China’s Premier to Hold Rare Summit with U.S.-Allied South Korea, Japan

SEOUL – In a significant diplomatic move, leaders from China, Japan, and South Korea will convene for their first trilateral talks in four years on May 27 in Seoul. This summit aims to rejuvenate trade and security dialogues amidst escalating global tensions.

Chinese Premier Li Qiang, South Korean President Yoon Suk-yeol, and Japanese Prime Minister Fumio Kishida are set to adopt a joint statement covering six key areas: the economy and trade, science and technology, people-to-people exchanges, health, and the aging population, according to Seoul officials.

This trilateral summit follows a series of bilateral meetings held separately between the leaders. In their discussions, Premier Li and President Yoon agreed to initiate a diplomatic and security dialogue and resume free trade talks. Prime Minister Kishida and Premier Li addressed issues regarding Taiwan and decided to hold a new round of high-level economic dialogue.
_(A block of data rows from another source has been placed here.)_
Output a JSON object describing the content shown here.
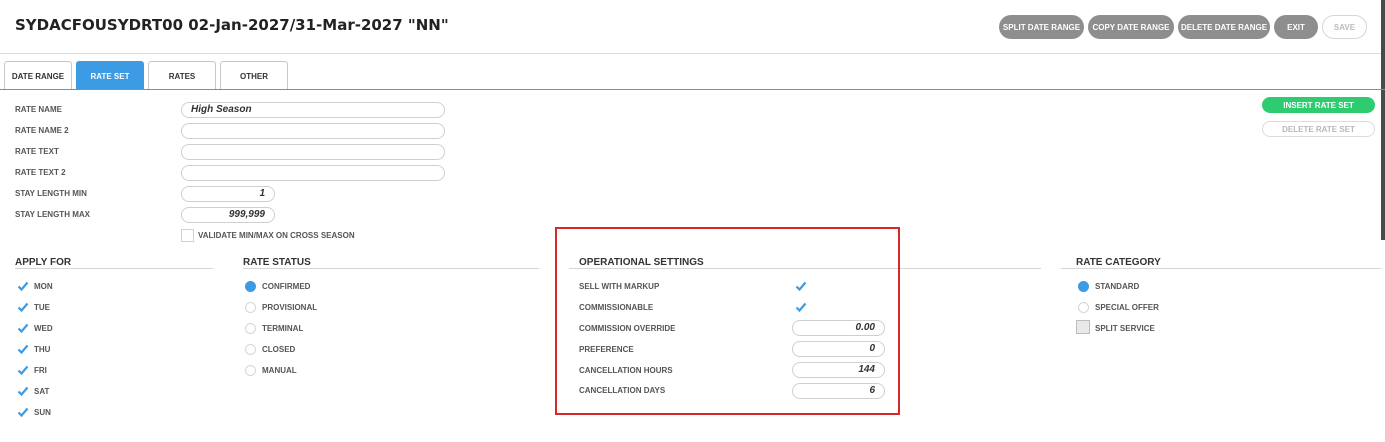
{
  "header": {
    "title": "SYDACFOUSYDRT00 02-Jan-2027/31-Mar-2027 \"NN\"",
    "buttons": {
      "split": "SPLIT DATE RANGE",
      "copy": "COPY DATE RANGE",
      "delete": "DELETE DATE RANGE",
      "exit": "EXIT",
      "save": "SAVE"
    }
  },
  "tabs": {
    "date_range": "DATE RANGE",
    "rate_set": "RATE SET",
    "rates": "RATES",
    "other": "OTHER"
  },
  "form": {
    "rate_name_label": "RATE NAME",
    "rate_name_value": "High Season",
    "rate_name2_label": "RATE NAME 2",
    "rate_name2_value": "",
    "rate_text_label": "RATE TEXT",
    "rate_text_value": "",
    "rate_text2_label": "RATE TEXT 2",
    "rate_text2_value": "",
    "stay_min_label": "STAY LENGTH MIN",
    "stay_min_value": "1",
    "stay_max_label": "STAY LENGTH MAX",
    "stay_max_value": "999,999",
    "validate_label": "VALIDATE MIN/MAX ON CROSS SEASON"
  },
  "actions": {
    "insert": "INSERT RATE SET",
    "delete": "DELETE RATE SET"
  },
  "apply_for": {
    "title": "APPLY FOR",
    "days": [
      "MON",
      "TUE",
      "WED",
      "THU",
      "FRI",
      "SAT",
      "SUN"
    ]
  },
  "rate_status": {
    "title": "RATE STATUS",
    "options": [
      "CONFIRMED",
      "PROVISIONAL",
      "TERMINAL",
      "CLOSED",
      "MANUAL"
    ]
  },
  "operational": {
    "title": "OPERATIONAL SETTINGS",
    "sell_with_markup": "SELL WITH MARKUP",
    "commissionable": "COMMISSIONABLE",
    "commission_override_label": "COMMISSION OVERRIDE",
    "commission_override_value": "0.00",
    "preference_label": "PREFERENCE",
    "preference_value": "0",
    "cancel_hours_label": "CANCELLATION HOURS",
    "cancel_hours_value": "144",
    "cancel_days_label": "CANCELLATION DAYS",
    "cancel_days_value": "6"
  },
  "rate_category": {
    "title": "RATE CATEGORY",
    "standard": "STANDARD",
    "special_offer": "SPECIAL OFFER",
    "split_service": "SPLIT SERVICE"
  },
  "colors": {
    "accent": "#3d9be3",
    "green": "#2ecc71",
    "highlight": "#d62828"
  }
}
President Yoon also urged China to take a constructive stance with its partners in North Korea, which continues to expand its nuclear weapons and missile arsenal in defiance of United Nations Security Council resolutions.
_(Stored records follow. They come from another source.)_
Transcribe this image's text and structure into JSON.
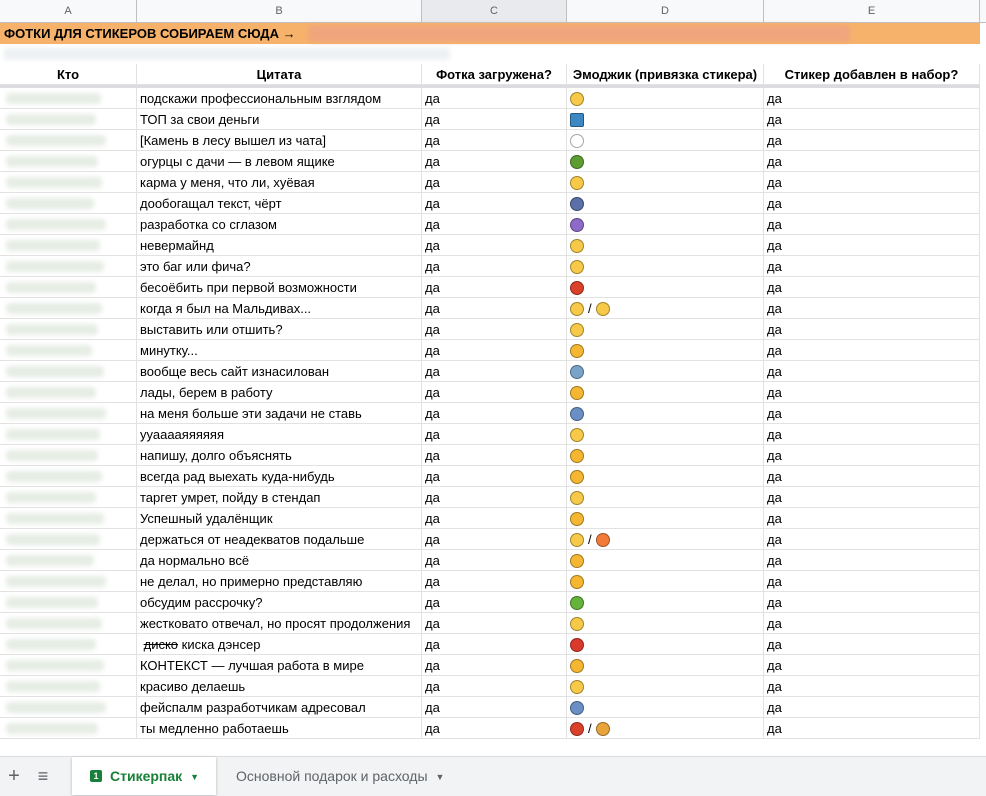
{
  "columns": [
    "A",
    "B",
    "C",
    "D",
    "E"
  ],
  "banner": {
    "text": "ФОТКИ ДЛЯ СТИКЕРОВ СОБИРАЕМ СЮДА →",
    "color": "#f6b26b"
  },
  "headers": {
    "who": "Кто",
    "quote": "Цитата",
    "photo": "Фотка загружена?",
    "emoji": "Эмоджик (привязка стикера)",
    "added": "Стикер добавлен в набор?"
  },
  "rows": [
    {
      "quote": "подскажи профессиональным взглядом",
      "photo": "да",
      "emoji": [
        "nerd-face"
      ],
      "added": "да"
    },
    {
      "quote": "ТОП за свои деньги",
      "photo": "да",
      "emoji": [
        "top-arrow"
      ],
      "added": "да"
    },
    {
      "quote": "[Камень в лесу вышел из чата]",
      "photo": "да",
      "emoji": [
        "eyes"
      ],
      "added": "да"
    },
    {
      "quote": "огурцы с дачи — в левом ящике",
      "photo": "да",
      "emoji": [
        "cucumber"
      ],
      "added": "да"
    },
    {
      "quote": "карма у меня, что ли, хуёвая",
      "photo": "да",
      "emoji": [
        "worried-face"
      ],
      "added": "да"
    },
    {
      "quote": "дообогащал текст, чёрт",
      "photo": "да",
      "emoji": [
        "scientist"
      ],
      "added": "да"
    },
    {
      "quote": "разработка со сглазом",
      "photo": "да",
      "emoji": [
        "crystal-ball"
      ],
      "added": "да"
    },
    {
      "quote": "невермайнд",
      "photo": "да",
      "emoji": [
        "wink-face"
      ],
      "added": "да"
    },
    {
      "quote": "это баг или фича?",
      "photo": "да",
      "emoji": [
        "hushed-face"
      ],
      "added": "да"
    },
    {
      "quote": "бесоёбить при первой возможности",
      "photo": "да",
      "emoji": [
        "devil-face"
      ],
      "added": "да"
    },
    {
      "quote": "когда я был на Мальдивах...",
      "photo": "да",
      "emoji": [
        "sunglasses-face",
        "monocle-face"
      ],
      "added": "да"
    },
    {
      "quote": "выставить или отшить?",
      "photo": "да",
      "emoji": [
        "confused-face"
      ],
      "added": "да"
    },
    {
      "quote": "минутку...",
      "photo": "да",
      "emoji": [
        "index-up"
      ],
      "added": "да"
    },
    {
      "quote": "вообще весь сайт изнасилован",
      "photo": "да",
      "emoji": [
        "fearful-face"
      ],
      "added": "да"
    },
    {
      "quote": "лады, берем в работу",
      "photo": "да",
      "emoji": [
        "thumbs-up"
      ],
      "added": "да"
    },
    {
      "quote": "на меня больше эти задачи не ставь",
      "photo": "да",
      "emoji": [
        "person-tipping"
      ],
      "added": "да"
    },
    {
      "quote": "ууааааяяяяяя",
      "photo": "да",
      "emoji": [
        "zany-face"
      ],
      "added": "да"
    },
    {
      "quote": "напишу, долго объяснять",
      "photo": "да",
      "emoji": [
        "writing-hand"
      ],
      "added": "да"
    },
    {
      "quote": "всегда рад выехать куда-нибудь",
      "photo": "да",
      "emoji": [
        "waving-hand"
      ],
      "added": "да"
    },
    {
      "quote": "таргет умрет, пойду в стендап",
      "photo": "да",
      "emoji": [
        "sweat-smile"
      ],
      "added": "да"
    },
    {
      "quote": "Успешный удалёнщик",
      "photo": "да",
      "emoji": [
        "victory-hand"
      ],
      "added": "да"
    },
    {
      "quote": "держаться от неадекватов подальше",
      "photo": "да",
      "emoji": [
        "frowning-face",
        "tongue-face"
      ],
      "added": "да"
    },
    {
      "quote": "да нормально всё",
      "photo": "да",
      "emoji": [
        "ok-hand"
      ],
      "added": "да"
    },
    {
      "quote": "не делал, но примерно представляю",
      "photo": "да",
      "emoji": [
        "raised-hands"
      ],
      "added": "да"
    },
    {
      "quote": "обсудим рассрочку?",
      "photo": "да",
      "emoji": [
        "money-face"
      ],
      "added": "да"
    },
    {
      "quote": "жестковато отвечал, но просят продолжения",
      "photo": "да",
      "emoji": [
        "smirk-face"
      ],
      "added": "да"
    },
    {
      "quote_strike": "диско",
      "quote": " киска дэнсер",
      "photo": "да",
      "emoji": [
        "dancer"
      ],
      "added": "да"
    },
    {
      "quote": "КОНТЕКСТ — лучшая работа в мире",
      "photo": "да",
      "emoji": [
        "vulcan-hand"
      ],
      "added": "да"
    },
    {
      "quote": "красиво делаешь",
      "photo": "да",
      "emoji": [
        "relieved-face"
      ],
      "added": "да"
    },
    {
      "quote": "фейспалм разработчикам адресовал",
      "photo": "да",
      "emoji": [
        "facepalm"
      ],
      "added": "да"
    },
    {
      "quote": "ты медленно работаешь",
      "photo": "да",
      "emoji": [
        "angry-face",
        "hourglass"
      ],
      "added": "да"
    }
  ],
  "emoji_separator": "/",
  "emoji_colors": {
    "nerd-face": "#f7c948",
    "top-arrow": "#3b88c3",
    "eyes": "#ffffff",
    "cucumber": "#5c9e31",
    "worried-face": "#f7c948",
    "scientist": "#5b6fa8",
    "crystal-ball": "#8e6ac8",
    "wink-face": "#f7c948",
    "hushed-face": "#f7c948",
    "devil-face": "#d9412b",
    "sunglasses-face": "#f7c948",
    "monocle-face": "#f7c948",
    "confused-face": "#f7c948",
    "index-up": "#f5b731",
    "fearful-face": "#7aa3c9",
    "thumbs-up": "#f5b731",
    "person-tipping": "#6a8fc5",
    "zany-face": "#f7c948",
    "writing-hand": "#f5b731",
    "waving-hand": "#f5b731",
    "sweat-smile": "#f7c948",
    "victory-hand": "#f5b731",
    "frowning-face": "#f7c948",
    "tongue-face": "#f27b3a",
    "ok-hand": "#f5b731",
    "raised-hands": "#f5b731",
    "money-face": "#65b33a",
    "smirk-face": "#f7c948",
    "dancer": "#d93a2b",
    "vulcan-hand": "#f5b731",
    "relieved-face": "#f7c948",
    "facepalm": "#6a8fc5",
    "angry-face": "#d9412b",
    "hourglass": "#e8a33b"
  },
  "tabs": {
    "add_icon": "+",
    "menu_icon": "≡",
    "active": "Стикерпак",
    "inactive": "Основной подарок и расходы",
    "caret": "▼"
  }
}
In a related development, North Korea has notified Japan of its plan to launch a rocket carrying a space satellite between May 27 and June 4, as reported by the Japan Coast Guard. In response, officials from the United States, Japan, and South Korea held phone talks, demanding North Korea cancel the launch due to its use of ballistic missile technology, which violates UN resolutions, according to Japan’s Foreign Ministry.

Expectations for major announcements from the summit remain modest, with officials and diplomats from South Korea and Japan emphasizing that the mere act of convening is a positive step towards mending and invigorating strained relations.

Nikkei reported that the leaders are likely to agree on resuming negotiations for a free trade agreement during their meeting.

Amid the geopolitical rivalry between Beijing and Washington, and tensions over Taiwan—a democratically ruled island that China claims as its own—this summit represents an effort by China, Japan, and the US-allied South Korea to manage rising distrust and foster regional stability.